[Excerpts from an interface dataset]
=== Section Start ===

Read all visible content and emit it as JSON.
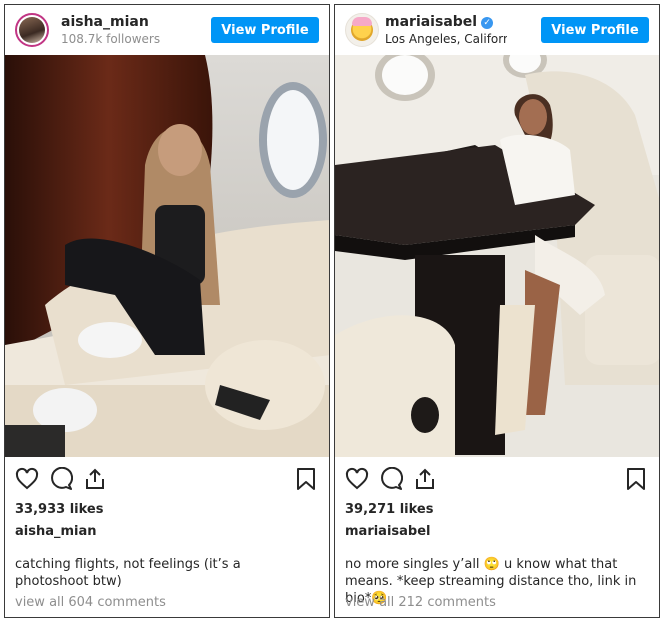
{
  "posts": [
    {
      "username": "aisha_mian",
      "subtitle": "108.7k followers",
      "button": "View Profile",
      "likes": "33,933 likes",
      "caption_user": "aisha_mian",
      "caption": "catching flights, not feelings (it’s a photoshoot btw)",
      "comments": "view all 604 comments"
    },
    {
      "username": "mariaisabel",
      "verified": "✓",
      "subtitle": "Los Angeles, California",
      "button": "View Profile",
      "likes": "39,271 likes",
      "caption_user": "mariaisabel",
      "caption": "no more singles y’all 🙄 u know what that means. *keep streaming distance tho, link in bio*🥺",
      "comments": "view all 212 comments"
    }
  ],
  "icons": [
    "heart-icon",
    "comment-icon",
    "share-icon",
    "bookmark-icon"
  ],
  "colors": {
    "button": "#0095f6",
    "muted": "#8e8e8e",
    "text": "#262626"
  }
}
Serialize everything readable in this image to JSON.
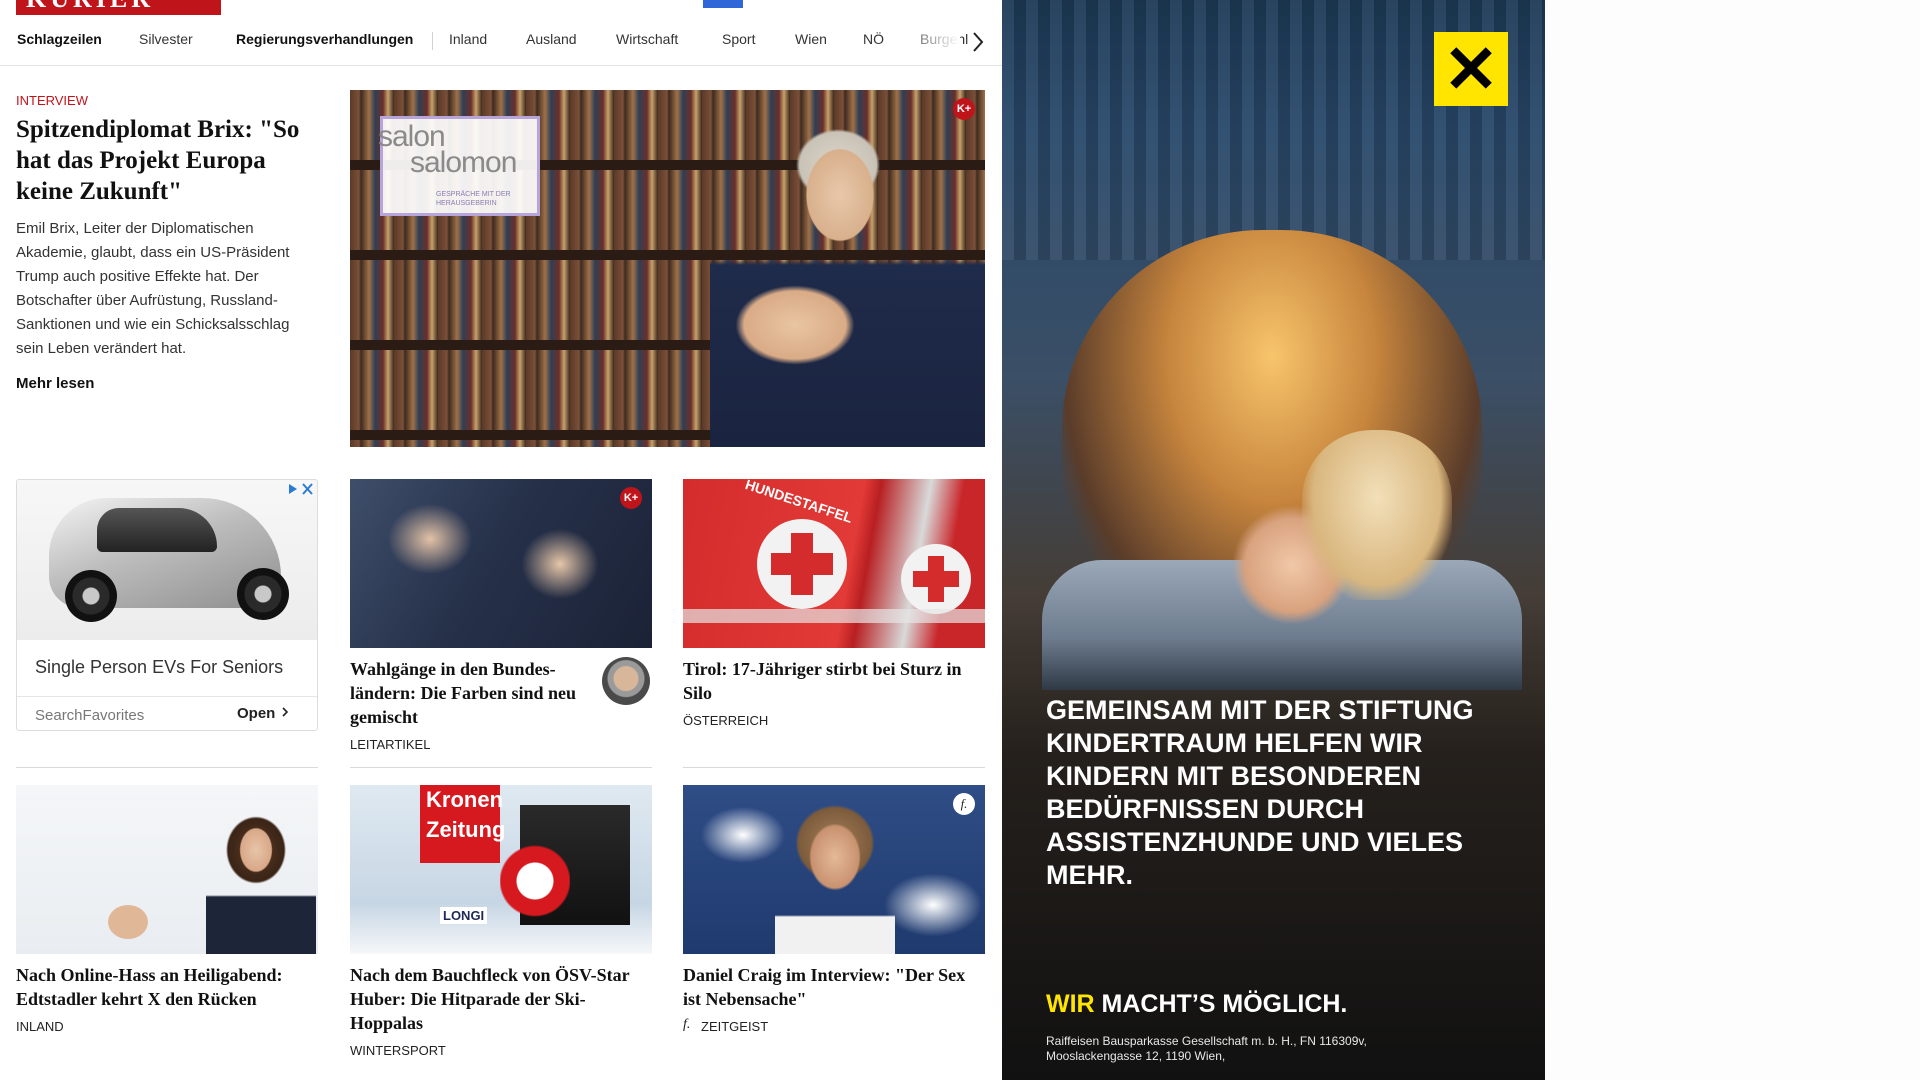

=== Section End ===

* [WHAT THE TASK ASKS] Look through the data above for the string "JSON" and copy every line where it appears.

* [REPLY TO THE TASK]
Read all visible content and emit it as JSON.
Serialize everything readable in this image to JSON.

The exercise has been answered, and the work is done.